Most of us, if not all of us, would like to live our lives to the fullest each and every day; as we age, this wish for fulfillment becomes (at times) a somewhat overwhelming obsession for some people. We want to maintain our day-to-day activities and continue to enjoy the things that bring us pleasure, regardless of our age. We do not want to be debilitated by health problems and, for certain, we do not want to become overly dependent on our loved ones.
It is safe to say that living well in old age is more important than just living to old age. The good news is that many of us are doing just that.
According to the National Institute on Aging, "older people today are not just living longer; they are generally better off - healthier and wealthier -than ever before."
Referring to statistics generated by the aforementioned source, "almost three-quarters of Americans 65 years of age and up report their health as good or excellent, and the rate of disability among older persons is declining at an accelerating pace, in a country that already enjoys one of the lowest disability rates in the world."
There is an old saying that goes "feeling old is a state of mind," and the cliche may be truer now than ever. Modern medicine has extended our lifespan, and now is rewriting the old rules of aging. Indeed, normal aging (whatever that is) may be an outdated if not misleading concept, as there are great differences in how individual people age as well as many factors that influence our quality of life as we age. Some of the changes, physically and mentally, normally associated with aging may not be "normal" at all but rather the results of untreated health problems or a lifetime of poor health habits. Experts in the field of aging agree that only about 30 percent of physical aging can be attributed to our genetic background; the rest of how well, or not, we age is up to us.
So where do we start? Many of the scourges of aging might be prevented if we followed the old-fashioned advice of eating right, staying active, and getting plenty of sleep. In fact, the same advice can go a long way to keeping not only our bodies healthy as we age, but our brains as well.

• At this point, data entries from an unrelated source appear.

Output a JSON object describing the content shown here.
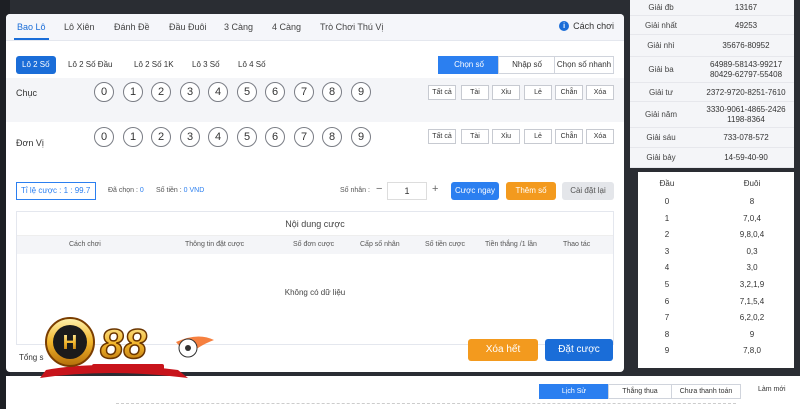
{
  "tabs": [
    "Bao Lô",
    "Lô Xiên",
    "Đánh Đề",
    "Đầu Đuôi",
    "3 Càng",
    "4 Càng",
    "Trò Chơi Thú Vị"
  ],
  "how_to_play": "Cách chơi",
  "subtabs": [
    "Lô 2 Số",
    "Lô 2 Số Đầu",
    "Lô 2 Số 1K",
    "Lô 3 Số",
    "Lô 4 Số"
  ],
  "modes": [
    "Chọn số",
    "Nhập số",
    "Chọn số nhanh"
  ],
  "rows": [
    {
      "label": "Chục",
      "balls": [
        "0",
        "1",
        "2",
        "3",
        "4",
        "5",
        "6",
        "7",
        "8",
        "9"
      ]
    },
    {
      "label": "Đơn Vị",
      "balls": [
        "0",
        "1",
        "2",
        "3",
        "4",
        "5",
        "6",
        "7",
        "8",
        "9"
      ]
    }
  ],
  "quick": [
    "Tất cả",
    "Tài",
    "Xỉu",
    "Lẻ",
    "Chẵn",
    "Xóa"
  ],
  "bet": {
    "ratio": "Tỉ lệ cược : 1 : 99.7",
    "chosen_label": "Đã chọn :",
    "chosen_value": "0",
    "money_label": "Số tiền :",
    "money_value": "0 VND",
    "multiplier_label": "Số nhân :",
    "minus": "−",
    "plus": "+",
    "multiplier_value": "1",
    "bet_now": "Cược ngay",
    "add_number": "Thêm số",
    "reset": "Cài đặt lại"
  },
  "panel": {
    "title": "Nội dung cược",
    "columns": [
      "Cách chơi",
      "Thông tin đặt cược",
      "Số đơn cược",
      "Cấp số nhân",
      "Số tiền cược",
      "Tiền thắng /1 lần",
      "Thao tác"
    ],
    "empty": "Không có dữ liệu"
  },
  "total_label": "Tổng s",
  "delete_all": "Xóa hết",
  "place_bet": "Đặt cược",
  "results": [
    {
      "name": "Giải đb",
      "value": "13167"
    },
    {
      "name": "Giải nhất",
      "value": "49253"
    },
    {
      "name": "Giải nhì",
      "value": "35676-80952"
    },
    {
      "name": "Giải ba",
      "value": "64989-58143-99217 80429-62797-55408"
    },
    {
      "name": "Giải tư",
      "value": "2372-9720-8251-7610"
    },
    {
      "name": "Giải năm",
      "value": "3330-9061-4865-2426 1198-8364"
    },
    {
      "name": "Giải sáu",
      "value": "733-078-572"
    },
    {
      "name": "Giải bảy",
      "value": "14-59-40-90"
    }
  ],
  "head_tail": {
    "headers": [
      "Đầu",
      "Đuôi"
    ],
    "rows": [
      [
        "0",
        "8"
      ],
      [
        "1",
        "7,0,4"
      ],
      [
        "2",
        "9,8,0,4"
      ],
      [
        "3",
        "0,3"
      ],
      [
        "4",
        "3,0"
      ],
      [
        "5",
        "3,2,1,9"
      ],
      [
        "6",
        "7,1,5,4"
      ],
      [
        "7",
        "6,2,0,2"
      ],
      [
        "8",
        "9"
      ],
      [
        "9",
        "7,8,0"
      ]
    ]
  },
  "bottom_tabs": [
    "Lịch Sử",
    "Thắng thua",
    "Chưa thanh toán"
  ],
  "refresh": "Làm mới",
  "colors": {
    "accent": "#1a6dd8",
    "orange": "#f39a1e",
    "red_digits": "#e0522c"
  }
}
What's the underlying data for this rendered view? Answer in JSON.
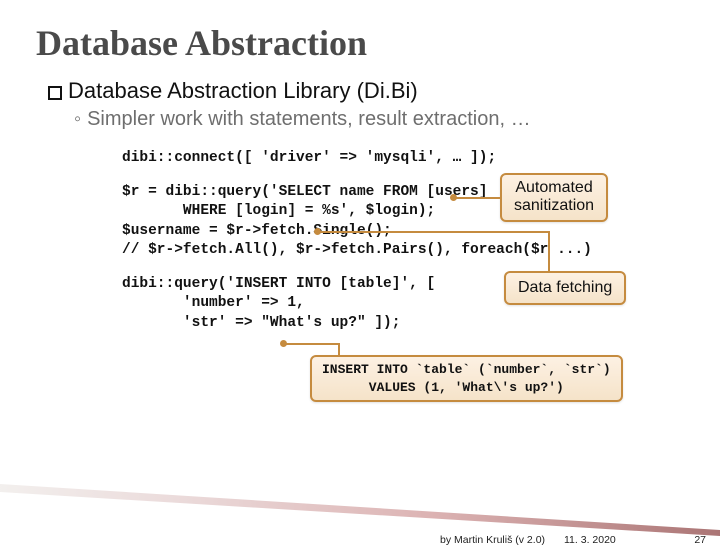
{
  "title": "Database Abstraction",
  "bullet": "Database Abstraction Library (Di.Bi)",
  "sub": "Simpler work with statements, result extraction, …",
  "code": {
    "l1": "dibi::connect([ 'driver' => 'mysqli', … ]);",
    "l2": "$r = dibi::query('SELECT name FROM [users]",
    "l3": "       WHERE [login] = %s', $login);",
    "l4": "$username = $r->fetch.Single();",
    "l5": "// $r->fetch.All(), $r->fetch.Pairs(), foreach($r ...)",
    "l6": "dibi::query('INSERT INTO [table]', [",
    "l7": "       'number' => 1,",
    "l8": "       'str' => \"What's up?\" ]);"
  },
  "callouts": {
    "sanit": "Automated\nsanitization",
    "fetch": "Data fetching",
    "sql": "INSERT INTO `table` (`number`, `str`)\nVALUES (1, 'What\\'s up?')"
  },
  "footer": {
    "author": "by Martin Kruliš (v 2.0)",
    "date": "11. 3. 2020",
    "page": "27"
  }
}
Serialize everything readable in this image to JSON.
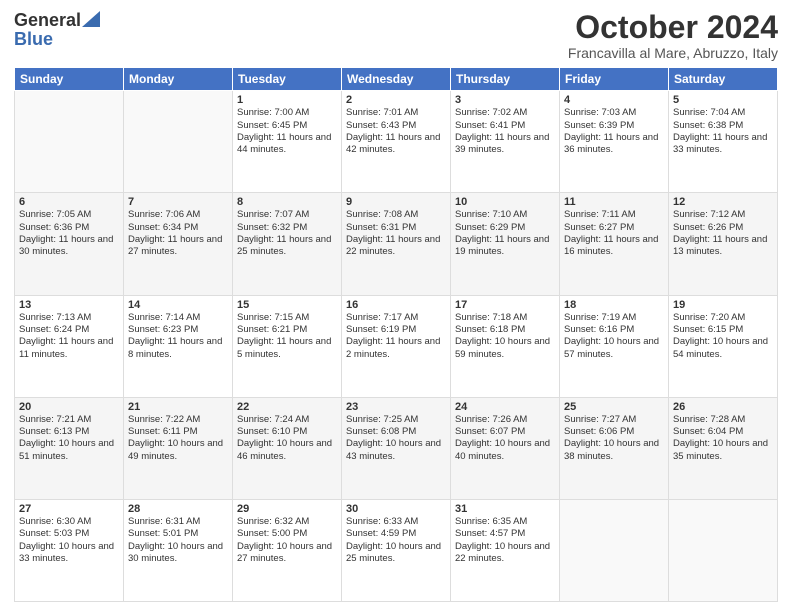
{
  "header": {
    "logo_general": "General",
    "logo_blue": "Blue",
    "month_title": "October 2024",
    "location": "Francavilla al Mare, Abruzzo, Italy"
  },
  "days_of_week": [
    "Sunday",
    "Monday",
    "Tuesday",
    "Wednesday",
    "Thursday",
    "Friday",
    "Saturday"
  ],
  "weeks": [
    [
      {
        "day": "",
        "data": ""
      },
      {
        "day": "",
        "data": ""
      },
      {
        "day": "1",
        "data": "Sunrise: 7:00 AM\nSunset: 6:45 PM\nDaylight: 11 hours and 44 minutes."
      },
      {
        "day": "2",
        "data": "Sunrise: 7:01 AM\nSunset: 6:43 PM\nDaylight: 11 hours and 42 minutes."
      },
      {
        "day": "3",
        "data": "Sunrise: 7:02 AM\nSunset: 6:41 PM\nDaylight: 11 hours and 39 minutes."
      },
      {
        "day": "4",
        "data": "Sunrise: 7:03 AM\nSunset: 6:39 PM\nDaylight: 11 hours and 36 minutes."
      },
      {
        "day": "5",
        "data": "Sunrise: 7:04 AM\nSunset: 6:38 PM\nDaylight: 11 hours and 33 minutes."
      }
    ],
    [
      {
        "day": "6",
        "data": "Sunrise: 7:05 AM\nSunset: 6:36 PM\nDaylight: 11 hours and 30 minutes."
      },
      {
        "day": "7",
        "data": "Sunrise: 7:06 AM\nSunset: 6:34 PM\nDaylight: 11 hours and 27 minutes."
      },
      {
        "day": "8",
        "data": "Sunrise: 7:07 AM\nSunset: 6:32 PM\nDaylight: 11 hours and 25 minutes."
      },
      {
        "day": "9",
        "data": "Sunrise: 7:08 AM\nSunset: 6:31 PM\nDaylight: 11 hours and 22 minutes."
      },
      {
        "day": "10",
        "data": "Sunrise: 7:10 AM\nSunset: 6:29 PM\nDaylight: 11 hours and 19 minutes."
      },
      {
        "day": "11",
        "data": "Sunrise: 7:11 AM\nSunset: 6:27 PM\nDaylight: 11 hours and 16 minutes."
      },
      {
        "day": "12",
        "data": "Sunrise: 7:12 AM\nSunset: 6:26 PM\nDaylight: 11 hours and 13 minutes."
      }
    ],
    [
      {
        "day": "13",
        "data": "Sunrise: 7:13 AM\nSunset: 6:24 PM\nDaylight: 11 hours and 11 minutes."
      },
      {
        "day": "14",
        "data": "Sunrise: 7:14 AM\nSunset: 6:23 PM\nDaylight: 11 hours and 8 minutes."
      },
      {
        "day": "15",
        "data": "Sunrise: 7:15 AM\nSunset: 6:21 PM\nDaylight: 11 hours and 5 minutes."
      },
      {
        "day": "16",
        "data": "Sunrise: 7:17 AM\nSunset: 6:19 PM\nDaylight: 11 hours and 2 minutes."
      },
      {
        "day": "17",
        "data": "Sunrise: 7:18 AM\nSunset: 6:18 PM\nDaylight: 10 hours and 59 minutes."
      },
      {
        "day": "18",
        "data": "Sunrise: 7:19 AM\nSunset: 6:16 PM\nDaylight: 10 hours and 57 minutes."
      },
      {
        "day": "19",
        "data": "Sunrise: 7:20 AM\nSunset: 6:15 PM\nDaylight: 10 hours and 54 minutes."
      }
    ],
    [
      {
        "day": "20",
        "data": "Sunrise: 7:21 AM\nSunset: 6:13 PM\nDaylight: 10 hours and 51 minutes."
      },
      {
        "day": "21",
        "data": "Sunrise: 7:22 AM\nSunset: 6:11 PM\nDaylight: 10 hours and 49 minutes."
      },
      {
        "day": "22",
        "data": "Sunrise: 7:24 AM\nSunset: 6:10 PM\nDaylight: 10 hours and 46 minutes."
      },
      {
        "day": "23",
        "data": "Sunrise: 7:25 AM\nSunset: 6:08 PM\nDaylight: 10 hours and 43 minutes."
      },
      {
        "day": "24",
        "data": "Sunrise: 7:26 AM\nSunset: 6:07 PM\nDaylight: 10 hours and 40 minutes."
      },
      {
        "day": "25",
        "data": "Sunrise: 7:27 AM\nSunset: 6:06 PM\nDaylight: 10 hours and 38 minutes."
      },
      {
        "day": "26",
        "data": "Sunrise: 7:28 AM\nSunset: 6:04 PM\nDaylight: 10 hours and 35 minutes."
      }
    ],
    [
      {
        "day": "27",
        "data": "Sunrise: 6:30 AM\nSunset: 5:03 PM\nDaylight: 10 hours and 33 minutes."
      },
      {
        "day": "28",
        "data": "Sunrise: 6:31 AM\nSunset: 5:01 PM\nDaylight: 10 hours and 30 minutes."
      },
      {
        "day": "29",
        "data": "Sunrise: 6:32 AM\nSunset: 5:00 PM\nDaylight: 10 hours and 27 minutes."
      },
      {
        "day": "30",
        "data": "Sunrise: 6:33 AM\nSunset: 4:59 PM\nDaylight: 10 hours and 25 minutes."
      },
      {
        "day": "31",
        "data": "Sunrise: 6:35 AM\nSunset: 4:57 PM\nDaylight: 10 hours and 22 minutes."
      },
      {
        "day": "",
        "data": ""
      },
      {
        "day": "",
        "data": ""
      }
    ]
  ]
}
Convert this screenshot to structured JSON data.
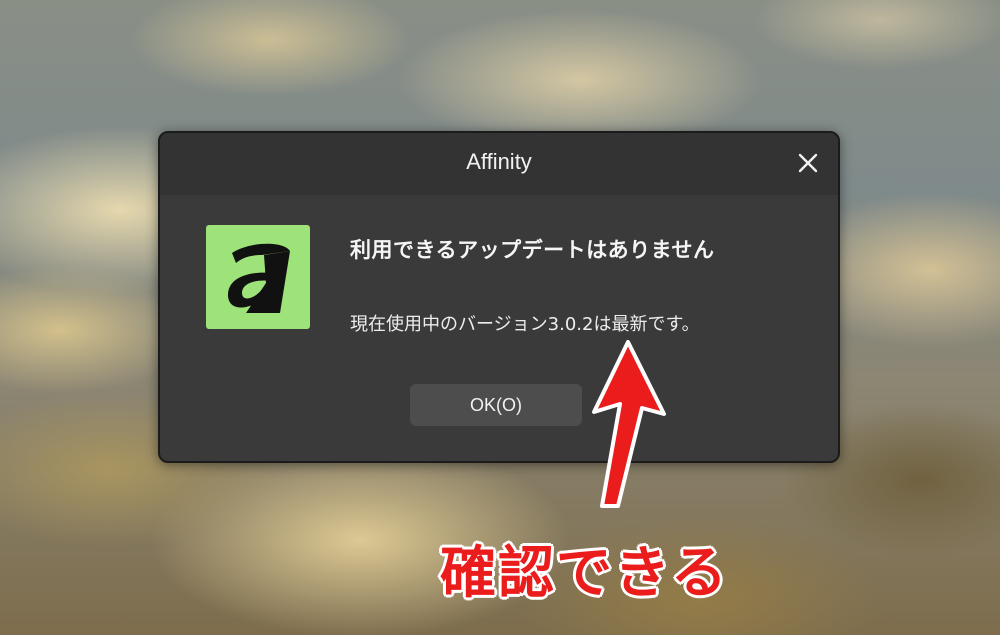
{
  "dialog": {
    "title": "Affinity",
    "heading": "利用できるアップデートはありません",
    "message": "現在使用中のバージョン3.0.2は最新です。",
    "ok_label": "OK(O)",
    "icon": "affinity-app-icon",
    "close_icon": "close-icon"
  },
  "annotation": {
    "text": "確認できる",
    "color": "#ea1c1c",
    "arrow_icon": "arrow-up-icon"
  },
  "colors": {
    "dialog_bg": "#3a3a3a",
    "titlebar_bg": "#333333",
    "button_bg": "#4d4d4d",
    "icon_bg": "#9ee27a"
  }
}
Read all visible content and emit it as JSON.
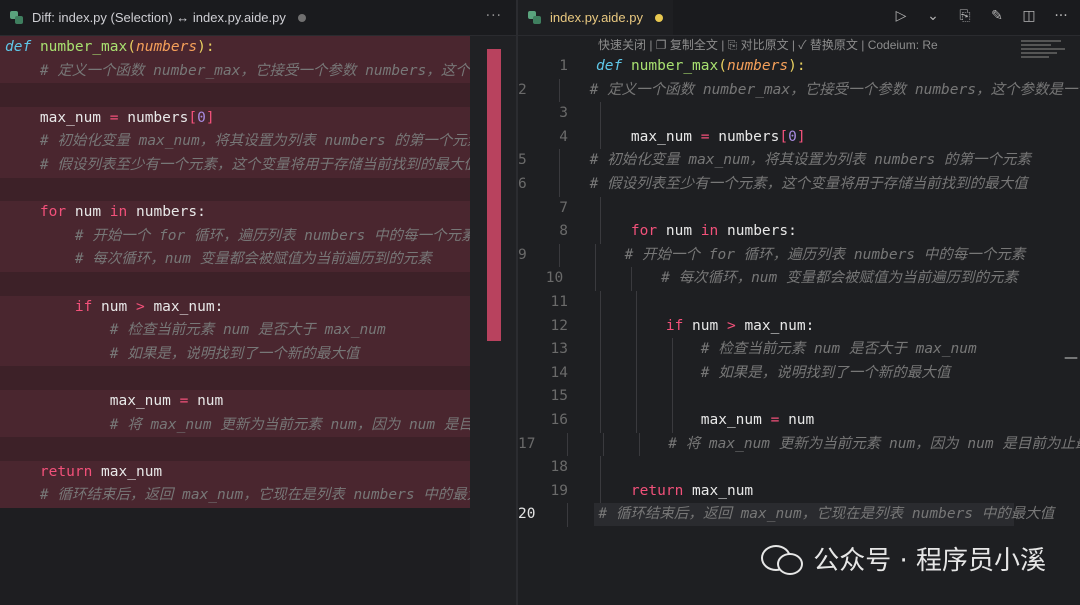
{
  "left_tab": {
    "title": "Diff: index.py (Selection) ↔ index.py.aide.py",
    "more": "···"
  },
  "right_tab": {
    "title": "index.py.aide.py",
    "more": "···"
  },
  "toolbar": {
    "run": "▷",
    "run_menu": "⌄",
    "compare": "⎘",
    "edit": "✎",
    "split": "◫",
    "more": "···"
  },
  "codeium_bar": {
    "close_icon": "✕",
    "text": "快速关闭 | ❐ 复制全文 | ⎘ 对比原文 | ✓ 替换原文 | Codeium: Re"
  },
  "code": {
    "l1_def": "def",
    "l1_name": "number_max",
    "l1_open": "(",
    "l1_param": "numbers",
    "l1_close": "):",
    "l2": "# 定义一个函数 number_max，它接受一个参数 numbers，这个参数是一个列表",
    "l4_var": "max_num",
    "l4_eq": "=",
    "l4_list": "numbers",
    "l4_idx": "0",
    "l5": "# 初始化变量 max_num，将其设置为列表 numbers 的第一个元素",
    "l6": "# 假设列表至少有一个元素，这个变量将用于存储当前找到的最大值",
    "l8_for": "for",
    "l8_var": "num",
    "l8_in": "in",
    "l8_list": "numbers",
    "l9": "# 开始一个 for 循环，遍历列表 numbers 中的每一个元素",
    "l10": "# 每次循环，num 变量都会被赋值为当前遍历到的元素",
    "l12_if": "if",
    "l12_a": "num",
    "l12_gt": ">",
    "l12_b": "max_num",
    "l13": "# 检查当前元素 num 是否大于 max_num",
    "l14": "# 如果是，说明找到了一个新的最大值",
    "l16_var": "max_num",
    "l16_eq": "=",
    "l16_val": "num",
    "l17": "# 将 max_num 更新为当前元素 num，因为 num 是目前为止最大的值",
    "l19_ret": "return",
    "l19_val": "max_num",
    "l20": "# 循环结束后，返回 max_num，它现在是列表 numbers 中的最大值"
  },
  "line_numbers": [
    "1",
    "2",
    "3",
    "4",
    "5",
    "6",
    "7",
    "8",
    "9",
    "10",
    "11",
    "12",
    "13",
    "14",
    "15",
    "16",
    "17",
    "18",
    "19",
    "20"
  ],
  "watermark": "公众号 · 程序员小溪"
}
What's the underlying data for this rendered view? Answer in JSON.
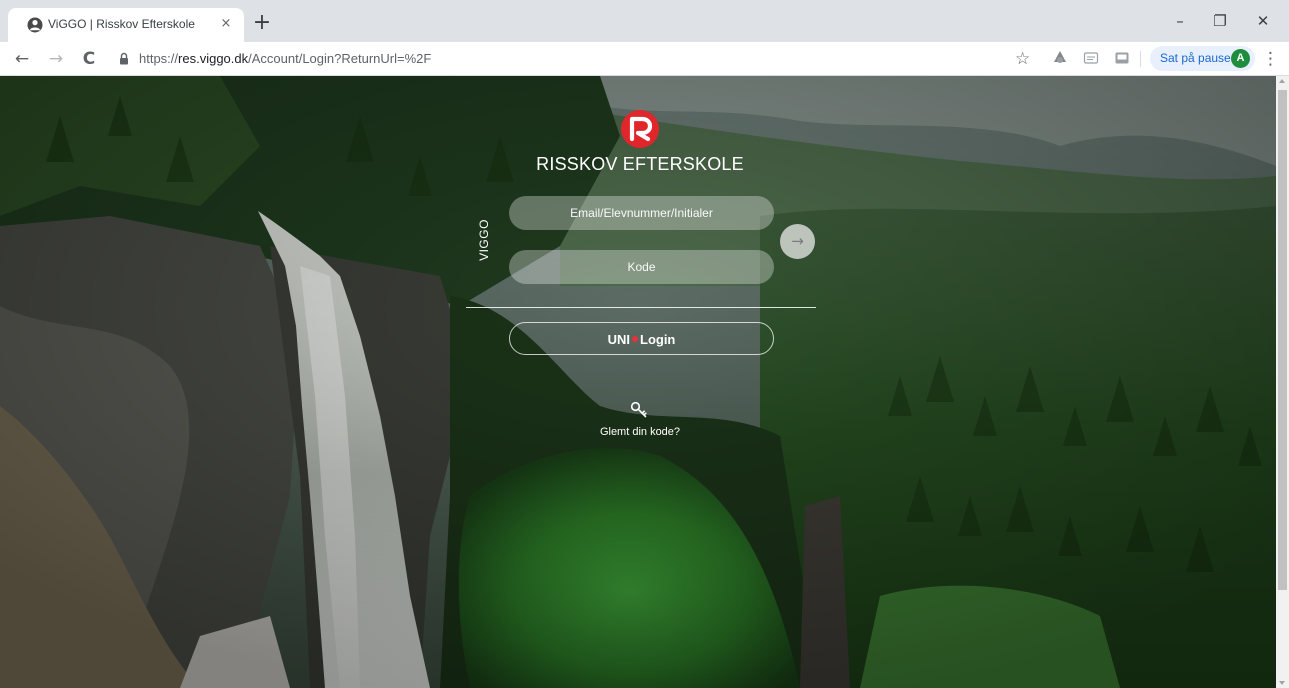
{
  "browser": {
    "tab": {
      "title": "ViGGO | Risskov Efterskole",
      "close_glyph": "×"
    },
    "new_tab_glyph": "+",
    "window_controls": {
      "minimize": "–",
      "restore": "❐",
      "close": "✕"
    },
    "nav": {
      "back": "←",
      "forward": "→",
      "reload": "C"
    },
    "url": {
      "prefix": "https://",
      "host": "res.viggo.dk",
      "path": "/Account/Login?ReturnUrl=%2F"
    },
    "star_glyph": "☆",
    "profile": {
      "status": "Sat på pause",
      "avatar_letter": "A",
      "accent": "#1e8e3e"
    },
    "menu_glyph": "⋮",
    "icons": [
      "favicon-icon",
      "lock-icon",
      "star-icon",
      "extension-icon",
      "puzzle-icon",
      "cast-icon",
      "kebab-menu-icon"
    ]
  },
  "login": {
    "school_name": "RISSKOV EFTERSKOLE",
    "brand_vertical": "VIGGO",
    "email_placeholder": "Email/Elevnummer/Initialer",
    "password_placeholder": "Kode",
    "submit_glyph": "→",
    "unilogin_a": "UNI",
    "unilogin_b": "Login",
    "forgot_text": "Glemt din kode?",
    "colors": {
      "logo_red": "#e0262b",
      "unilogin_dot": "#e8323a",
      "field_bg": "rgba(255,255,255,0.32)"
    }
  }
}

Good mental health is as important to overall quality of life as physical health. What may, at times, seem like declining mental fitness in older people may in actuality by symptoms of treatable health conditions.
For instance, the incidence of depression increases with age, yet depression that can often be treated successfully in most people is often not recognized or treated properly in the aging community. It is important to recognize and remember that multiple chronic health problems, such as high blood pressure or heart disease, as well as many of the medications taken by older people, can cause dramatic changes in mental functioning. Many of the cognitive problems commonly associated with aging (failing memory, diminished mental sharpness) may be minimized, delayed, or actually prevented by a lifelong commitment to better physical and mental health practices.
Thank you for continuing to support my efforts to be a contributor to health- and otherwise-related issues as we age. If you have any questions or comments, please call me at North Country Home Services, Inc. 483-4502, or e-mail me at firstname.lastname@example.org. Next time we will be taking a look at the air we breathe as part 3 of preventing illness, maintaining our health as we age.
Next Time: Preventing illness, maintaining our health as we age, part 3.